## Brief
Take the entries below and retype them exactly.

## Data section
┄┄┄┄┄┄

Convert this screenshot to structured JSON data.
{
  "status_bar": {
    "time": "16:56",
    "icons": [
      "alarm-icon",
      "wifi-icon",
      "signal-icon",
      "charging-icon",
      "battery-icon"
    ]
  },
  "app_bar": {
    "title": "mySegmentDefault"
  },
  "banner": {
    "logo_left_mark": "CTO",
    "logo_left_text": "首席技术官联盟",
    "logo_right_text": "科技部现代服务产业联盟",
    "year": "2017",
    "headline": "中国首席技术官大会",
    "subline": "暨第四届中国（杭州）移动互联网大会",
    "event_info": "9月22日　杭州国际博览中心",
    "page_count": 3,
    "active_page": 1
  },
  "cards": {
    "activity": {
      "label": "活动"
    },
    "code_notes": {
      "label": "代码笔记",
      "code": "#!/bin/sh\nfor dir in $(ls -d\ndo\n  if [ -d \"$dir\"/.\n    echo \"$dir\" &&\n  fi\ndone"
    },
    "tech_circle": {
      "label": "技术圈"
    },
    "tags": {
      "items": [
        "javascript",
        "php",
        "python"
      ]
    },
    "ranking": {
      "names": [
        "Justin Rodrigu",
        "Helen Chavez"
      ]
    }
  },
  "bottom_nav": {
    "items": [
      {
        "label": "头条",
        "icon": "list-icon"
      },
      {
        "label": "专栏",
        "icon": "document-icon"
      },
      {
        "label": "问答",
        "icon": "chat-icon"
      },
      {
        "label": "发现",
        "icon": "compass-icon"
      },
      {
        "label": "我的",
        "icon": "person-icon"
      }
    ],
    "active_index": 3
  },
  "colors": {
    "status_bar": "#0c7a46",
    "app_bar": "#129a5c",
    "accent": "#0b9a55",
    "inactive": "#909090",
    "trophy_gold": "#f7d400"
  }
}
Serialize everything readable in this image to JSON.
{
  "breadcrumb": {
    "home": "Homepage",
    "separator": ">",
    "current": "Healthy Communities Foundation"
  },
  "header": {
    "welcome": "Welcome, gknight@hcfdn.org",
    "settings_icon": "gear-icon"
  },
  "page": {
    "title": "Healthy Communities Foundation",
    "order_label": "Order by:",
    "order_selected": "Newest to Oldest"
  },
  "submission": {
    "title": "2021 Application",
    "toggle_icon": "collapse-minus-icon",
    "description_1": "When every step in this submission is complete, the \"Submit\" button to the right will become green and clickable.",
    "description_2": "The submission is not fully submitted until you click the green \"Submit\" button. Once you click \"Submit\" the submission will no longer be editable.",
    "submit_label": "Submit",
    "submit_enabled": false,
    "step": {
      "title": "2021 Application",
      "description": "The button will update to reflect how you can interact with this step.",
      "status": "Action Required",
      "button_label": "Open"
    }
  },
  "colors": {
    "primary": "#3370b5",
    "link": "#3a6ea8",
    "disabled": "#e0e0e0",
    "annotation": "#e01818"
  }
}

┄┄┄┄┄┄

## Reply
Convert this screenshot to structured JSON data.
{
  "status_bar": {
    "time": "16:56",
    "icons": [
      "alarm-icon",
      "wifi-icon",
      "signal-icon",
      "charging-icon",
      "battery-icon"
    ]
  },
  "app_bar": {
    "title": "mySegmentDefault"
  },
  "banner": {
    "logo_left_mark": "CTO",
    "logo_left_text": "首席技术官联盟",
    "logo_right_text": "科技部现代服务产业联盟",
    "year": "2017",
    "headline": "中国首席技术官大会",
    "subline": "暨第四届中国（杭州）移动互联网大会",
    "event_info": "9月22日　杭州国际博览中心",
    "page_count": 3,
    "active_page": 1
  },
  "cards": {
    "activity": {
      "label": "活动"
    },
    "code_notes": {
      "label": "代码笔记",
      "code": "#!/bin/sh\nfor dir in $(ls -d\ndo\n  if [ -d \"$dir\"/.\n    echo \"$dir\" &&\n  fi\ndone"
    },
    "tech_circle": {
      "label": "技术圈"
    },
    "tags": {
      "items": [
        "javascript",
        "php",
        "python"
      ]
    },
    "ranking": {
      "names": [
        "Justin Rodrigu",
        "Helen Chavez"
      ]
    }
  },
  "bottom_nav": {
    "items": [
      {
        "label": "头条",
        "icon": "list-icon"
      },
      {
        "label": "专栏",
        "icon": "document-icon"
      },
      {
        "label": "问答",
        "icon": "chat-icon"
      },
      {
        "label": "发现",
        "icon": "compass-icon"
      },
      {
        "label": "我的",
        "icon": "person-icon"
      }
    ],
    "active_index": 3
  },
  "colors": {
    "status_bar": "#0c7a46",
    "app_bar": "#129a5c",
    "accent": "#0b9a55",
    "inactive": "#909090",
    "trophy_gold": "#f7d400"
  }
}
Serialize everything readable in this image to JSON.
{
  "breadcrumb": {
    "home": "Homepage",
    "separator": ">",
    "current": "Healthy Communities Foundation"
  },
  "header": {
    "welcome": "Welcome, gknight@hcfdn.org",
    "settings_icon": "gear-icon"
  },
  "page": {
    "title": "Healthy Communities Foundation",
    "order_label": "Order by:",
    "order_selected": "Newest to Oldest"
  },
  "submission": {
    "title": "2021 Application",
    "toggle_icon": "collapse-minus-icon",
    "description_1": "When every step in this submission is complete, the \"Submit\" button to the right will become green and clickable.",
    "description_2": "The submission is not fully submitted until you click the green \"Submit\" button. Once you click \"Submit\" the submission will no longer be editable.",
    "submit_label": "Submit",
    "submit_enabled": false,
    "step": {
      "title": "2021 Application",
      "description": "The button will update to reflect how you can interact with this step.",
      "status": "Action Required",
      "button_label": "Open"
    }
  },
  "colors": {
    "primary": "#3370b5",
    "link": "#3a6ea8",
    "disabled": "#e0e0e0",
    "annotation": "#e01818"
  }
}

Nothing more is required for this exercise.